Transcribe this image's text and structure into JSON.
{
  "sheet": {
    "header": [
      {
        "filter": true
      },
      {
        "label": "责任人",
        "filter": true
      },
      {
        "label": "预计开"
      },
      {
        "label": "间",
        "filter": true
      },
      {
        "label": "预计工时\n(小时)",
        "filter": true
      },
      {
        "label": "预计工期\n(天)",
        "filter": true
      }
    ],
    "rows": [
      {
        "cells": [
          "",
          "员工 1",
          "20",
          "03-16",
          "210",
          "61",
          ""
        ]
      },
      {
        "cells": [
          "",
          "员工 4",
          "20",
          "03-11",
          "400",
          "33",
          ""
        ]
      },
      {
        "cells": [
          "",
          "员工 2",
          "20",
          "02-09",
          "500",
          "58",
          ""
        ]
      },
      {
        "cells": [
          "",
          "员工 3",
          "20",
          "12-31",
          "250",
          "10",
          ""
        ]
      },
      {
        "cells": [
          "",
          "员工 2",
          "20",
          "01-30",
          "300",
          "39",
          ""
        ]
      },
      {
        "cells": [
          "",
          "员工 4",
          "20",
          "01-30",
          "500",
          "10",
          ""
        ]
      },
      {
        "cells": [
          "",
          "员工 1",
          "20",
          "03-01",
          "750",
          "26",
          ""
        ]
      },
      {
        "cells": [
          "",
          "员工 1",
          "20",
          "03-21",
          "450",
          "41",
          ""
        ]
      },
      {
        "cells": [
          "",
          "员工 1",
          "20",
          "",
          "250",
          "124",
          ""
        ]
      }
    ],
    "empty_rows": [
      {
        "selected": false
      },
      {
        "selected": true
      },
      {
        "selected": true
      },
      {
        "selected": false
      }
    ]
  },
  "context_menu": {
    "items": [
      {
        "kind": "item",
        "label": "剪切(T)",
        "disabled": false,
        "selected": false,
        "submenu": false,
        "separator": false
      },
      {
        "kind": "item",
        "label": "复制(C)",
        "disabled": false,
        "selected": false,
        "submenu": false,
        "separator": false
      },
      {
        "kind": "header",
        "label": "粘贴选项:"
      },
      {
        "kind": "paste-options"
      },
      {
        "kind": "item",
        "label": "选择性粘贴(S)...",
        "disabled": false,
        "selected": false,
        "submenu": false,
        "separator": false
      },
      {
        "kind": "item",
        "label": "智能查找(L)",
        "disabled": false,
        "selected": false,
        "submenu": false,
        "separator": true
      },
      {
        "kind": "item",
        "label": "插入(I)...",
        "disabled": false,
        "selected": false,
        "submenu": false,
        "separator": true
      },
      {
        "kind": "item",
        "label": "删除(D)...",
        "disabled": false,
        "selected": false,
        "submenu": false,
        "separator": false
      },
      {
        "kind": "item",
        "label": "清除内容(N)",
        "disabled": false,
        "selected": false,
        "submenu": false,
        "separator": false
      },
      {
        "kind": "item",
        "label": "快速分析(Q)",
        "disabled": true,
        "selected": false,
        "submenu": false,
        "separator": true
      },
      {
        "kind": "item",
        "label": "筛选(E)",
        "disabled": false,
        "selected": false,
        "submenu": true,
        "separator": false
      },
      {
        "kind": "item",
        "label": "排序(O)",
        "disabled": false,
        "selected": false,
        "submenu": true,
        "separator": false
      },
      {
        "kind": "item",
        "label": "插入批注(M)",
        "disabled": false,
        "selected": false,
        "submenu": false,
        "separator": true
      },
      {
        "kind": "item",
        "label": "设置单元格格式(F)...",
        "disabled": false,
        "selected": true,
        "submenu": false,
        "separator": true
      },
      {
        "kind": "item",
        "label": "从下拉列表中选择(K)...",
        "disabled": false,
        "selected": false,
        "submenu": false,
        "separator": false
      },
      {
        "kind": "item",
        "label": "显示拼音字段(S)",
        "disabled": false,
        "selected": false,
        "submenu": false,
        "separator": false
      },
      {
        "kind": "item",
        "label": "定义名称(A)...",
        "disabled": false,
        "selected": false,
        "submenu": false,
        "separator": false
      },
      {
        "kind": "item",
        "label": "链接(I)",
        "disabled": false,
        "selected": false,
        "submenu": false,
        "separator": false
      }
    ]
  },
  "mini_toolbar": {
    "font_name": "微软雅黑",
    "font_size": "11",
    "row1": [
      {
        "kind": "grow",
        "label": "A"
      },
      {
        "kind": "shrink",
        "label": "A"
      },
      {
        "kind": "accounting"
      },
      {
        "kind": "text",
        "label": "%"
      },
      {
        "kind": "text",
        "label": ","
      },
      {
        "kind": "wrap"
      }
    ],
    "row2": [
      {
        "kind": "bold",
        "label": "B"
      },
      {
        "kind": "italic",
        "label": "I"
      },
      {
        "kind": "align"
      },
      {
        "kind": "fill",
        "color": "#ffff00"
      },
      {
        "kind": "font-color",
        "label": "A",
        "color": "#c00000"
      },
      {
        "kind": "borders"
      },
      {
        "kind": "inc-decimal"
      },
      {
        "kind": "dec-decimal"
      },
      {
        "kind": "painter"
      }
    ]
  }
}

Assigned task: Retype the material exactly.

Solution:
Transcribe this image's text and structure into JSON.
{
  "sheet": {
    "header": [
      {
        "filter": true
      },
      {
        "label": "责任人",
        "filter": true
      },
      {
        "label": "预计开"
      },
      {
        "label": "间",
        "filter": true
      },
      {
        "label": "预计工时\n(小时)",
        "filter": true
      },
      {
        "label": "预计工期\n(天)",
        "filter": true
      }
    ],
    "rows": [
      {
        "cells": [
          "",
          "员工 1",
          "20",
          "03-16",
          "210",
          "61",
          ""
        ]
      },
      {
        "cells": [
          "",
          "员工 4",
          "20",
          "03-11",
          "400",
          "33",
          ""
        ]
      },
      {
        "cells": [
          "",
          "员工 2",
          "20",
          "02-09",
          "500",
          "58",
          ""
        ]
      },
      {
        "cells": [
          "",
          "员工 3",
          "20",
          "12-31",
          "250",
          "10",
          ""
        ]
      },
      {
        "cells": [
          "",
          "员工 2",
          "20",
          "01-30",
          "300",
          "39",
          ""
        ]
      },
      {
        "cells": [
          "",
          "员工 4",
          "20",
          "01-30",
          "500",
          "10",
          ""
        ]
      },
      {
        "cells": [
          "",
          "员工 1",
          "20",
          "03-01",
          "750",
          "26",
          ""
        ]
      },
      {
        "cells": [
          "",
          "员工 1",
          "20",
          "03-21",
          "450",
          "41",
          ""
        ]
      },
      {
        "cells": [
          "",
          "员工 1",
          "20",
          "",
          "250",
          "124",
          ""
        ]
      }
    ],
    "empty_rows": [
      {
        "selected": false
      },
      {
        "selected": true
      },
      {
        "selected": true
      },
      {
        "selected": false
      }
    ]
  },
  "context_menu": {
    "items": [
      {
        "kind": "item",
        "label": "剪切(T)",
        "disabled": false,
        "selected": false,
        "submenu": false,
        "separator": false
      },
      {
        "kind": "item",
        "label": "复制(C)",
        "disabled": false,
        "selected": false,
        "submenu": false,
        "separator": false
      },
      {
        "kind": "header",
        "label": "粘贴选项:"
      },
      {
        "kind": "paste-options"
      },
      {
        "kind": "item",
        "label": "选择性粘贴(S)...",
        "disabled": false,
        "selected": false,
        "submenu": false,
        "separator": false
      },
      {
        "kind": "item",
        "label": "智能查找(L)",
        "disabled": false,
        "selected": false,
        "submenu": false,
        "separator": true
      },
      {
        "kind": "item",
        "label": "插入(I)...",
        "disabled": false,
        "selected": false,
        "submenu": false,
        "separator": true
      },
      {
        "kind": "item",
        "label": "删除(D)...",
        "disabled": false,
        "selected": false,
        "submenu": false,
        "separator": false
      },
      {
        "kind": "item",
        "label": "清除内容(N)",
        "disabled": false,
        "selected": false,
        "submenu": false,
        "separator": false
      },
      {
        "kind": "item",
        "label": "快速分析(Q)",
        "disabled": true,
        "selected": false,
        "submenu": false,
        "separator": true
      },
      {
        "kind": "item",
        "label": "筛选(E)",
        "disabled": false,
        "selected": false,
        "submenu": true,
        "separator": false
      },
      {
        "kind": "item",
        "label": "排序(O)",
        "disabled": false,
        "selected": false,
        "submenu": true,
        "separator": false
      },
      {
        "kind": "item",
        "label": "插入批注(M)",
        "disabled": false,
        "selected": false,
        "submenu": false,
        "separator": true
      },
      {
        "kind": "item",
        "label": "设置单元格格式(F)...",
        "disabled": false,
        "selected": true,
        "submenu": false,
        "separator": true
      },
      {
        "kind": "item",
        "label": "从下拉列表中选择(K)...",
        "disabled": false,
        "selected": false,
        "submenu": false,
        "separator": false
      },
      {
        "kind": "item",
        "label": "显示拼音字段(S)",
        "disabled": false,
        "selected": false,
        "submenu": false,
        "separator": false
      },
      {
        "kind": "item",
        "label": "定义名称(A)...",
        "disabled": false,
        "selected": false,
        "submenu": false,
        "separator": false
      },
      {
        "kind": "item",
        "label": "链接(I)",
        "disabled": false,
        "selected": false,
        "submenu": false,
        "separator": false
      }
    ]
  },
  "mini_toolbar": {
    "font_name": "微软雅黑",
    "font_size": "11",
    "row1": [
      {
        "kind": "grow",
        "label": "A"
      },
      {
        "kind": "shrink",
        "label": "A"
      },
      {
        "kind": "accounting"
      },
      {
        "kind": "text",
        "label": "%"
      },
      {
        "kind": "text",
        "label": ","
      },
      {
        "kind": "wrap"
      }
    ],
    "row2": [
      {
        "kind": "bold",
        "label": "B"
      },
      {
        "kind": "italic",
        "label": "I"
      },
      {
        "kind": "align"
      },
      {
        "kind": "fill",
        "color": "#ffff00"
      },
      {
        "kind": "font-color",
        "label": "A",
        "color": "#c00000"
      },
      {
        "kind": "borders"
      },
      {
        "kind": "inc-decimal"
      },
      {
        "kind": "dec-decimal"
      },
      {
        "kind": "painter"
      }
    ]
  }
}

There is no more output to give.